Welcome back, my novice hackers!
One of the cardinal rules of hacking is: "If I can get physical access to the computer... GAME OVER!" This means that if I were given even just a few moments to the machine itself, I can hack anything I want from that computer—including Facebook passwords.
I recognize that not all of you are technically savvy, though, that doesn't mean you can't be with some hard work. So this Facebook hack is for those of you without either the technical savvy or the work ethic to become so. All you need is a moment or two of unfettered physical access to the target's computer and you can easily have their Facebook password.
This hack relies upon the fact that most of us want websites to remember us when we return. We don't want to put in our username and password every time we want to access the site, so we tell the browser to "Remember me." In that way, we don't need to re-authenticate and provide our password, our system simply remembers it and provides it to the website.
Of course, those passwords must be stored somewhere on our computer. The key is to know where those passwords are stored and how to crack the hashed passwords when we find them. For instance, Mozilla stores the users passwords at:
As you can see in the screenshot below, I have displayed that directory and password hashes from a Windows 7 computer running Firefox 36. These are all the saved passwords from various websites that Firefox has stored.
Note that the location of these passwords is in different places for each browser and sometimes in different places on different operating systems with the same browser. Look for more on this subject in my Digital Forensics series in the near future.
Fortunately for us, there is a company in Russia named Elcomsoft.
This company employs first-rate cryptographers and they develop and sell software to crack various password encryption schemes. (As a side note, a cryptographer from Elcomsoft was the first person arrested and prosecuted under the DCMA when he came to the U.S. for a conference. He was eventually acquitted.)
Their software is listed as digital forensic tools, but they can just as easily be used for hacking purposes. One of their tools was used for the iCloud hack that revealed nude photos of Jennifer Lawrence and other Hollywood stars in August 2014.
Elcomsoft developed a Windows tool named Facebook Password Extractor (FPE, for short) that extracts the user's Facebook password from its location on the user's system (the user must have used the "Remember me" feature) and then cracks it. Of course, we need physical access to the system to do this in most cases.

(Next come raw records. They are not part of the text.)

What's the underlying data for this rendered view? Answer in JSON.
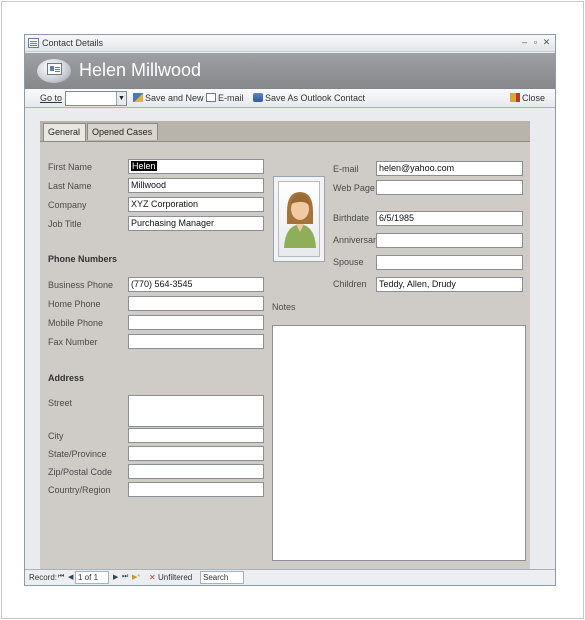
{
  "window": {
    "title": "Contact Details",
    "controls": [
      "‒",
      "▫",
      "✕"
    ]
  },
  "header": {
    "name": "Helen Millwood"
  },
  "toolbar": {
    "goto_label": "Go to",
    "goto_value": "",
    "save_new_label": "Save and New",
    "email_label": "E-mail",
    "save_outlook_label": "Save As Outlook Contact",
    "close_label": "Close"
  },
  "tabs": [
    {
      "label": "General",
      "active": true
    },
    {
      "label": "Opened Cases",
      "active": false
    }
  ],
  "general": {
    "first_name_label": "First Name",
    "first_name": "Helen",
    "last_name_label": "Last Name",
    "last_name": "Millwood",
    "company_label": "Company",
    "company": "XYZ Corporation",
    "job_title_label": "Job Title",
    "job_title": "Purchasing Manager",
    "phone_section": "Phone Numbers",
    "business_phone_label": "Business Phone",
    "business_phone": "(770) 564-3545",
    "home_phone_label": "Home Phone",
    "home_phone": "",
    "mobile_phone_label": "Mobile Phone",
    "mobile_phone": "",
    "fax_label": "Fax Number",
    "fax": "",
    "address_section": "Address",
    "street_label": "Street",
    "street": "",
    "city_label": "City",
    "city": "",
    "state_label": "State/Province",
    "state": "",
    "zip_label": "Zip/Postal Code",
    "zip": "",
    "country_label": "Country/Region",
    "country": "",
    "email_label": "E-mail",
    "email": "helen@yahoo.com",
    "web_label": "Web Page",
    "web": "",
    "birthdate_label": "Birthdate",
    "birthdate": "6/5/1985",
    "anniversary_label": "Anniversary",
    "anniversary": "",
    "spouse_label": "Spouse",
    "spouse": "",
    "children_label": "Children",
    "children": "Teddy, Allen, Drudy",
    "notes_label": "Notes",
    "notes": ""
  },
  "statusbar": {
    "record_label": "Record:",
    "record_position": "1 of 1",
    "filter_label": "Unfiltered",
    "search_label": "Search"
  },
  "colors": {
    "header_bg": "#8e9094",
    "panel_bg": "#cfccc7",
    "avatar_green": "#8fae5a",
    "avatar_hair": "#a5733a"
  }
}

Alternatively, if we can hack their system, we could upload this tool to the target system and then use it or we could simply download the user's browser password file and use this tool locally on our system.
You can download this free tool from Elcomsoft's website, which officially supports the following web browsers (though it may work on newer versions).
- Microsoft Internet Explorer (up to IE9)
- Mozilla Firefox (up to Firefox 4)
- Apple Safari (up to Safari 5)
- Opera (up to Opera 11)
- Google Chrome (up to Chrome 11)
The process of using this tool is almost idiot-proof. (Almost a requirement for Facebook hacking, wouldn't you agree?) You simply install it on the system whose Facebook password you want to extract and it does everything else.
One of the drawbacks to using this tool is that Elcomsoft released it back in 2011 and it has not been updated since. Maybe we should make this a Python project for the Null Byte community in the near future?
Look for more on Facebook hacking and developing the skills and arts of a professional hacker here in the near future, my novice hackers!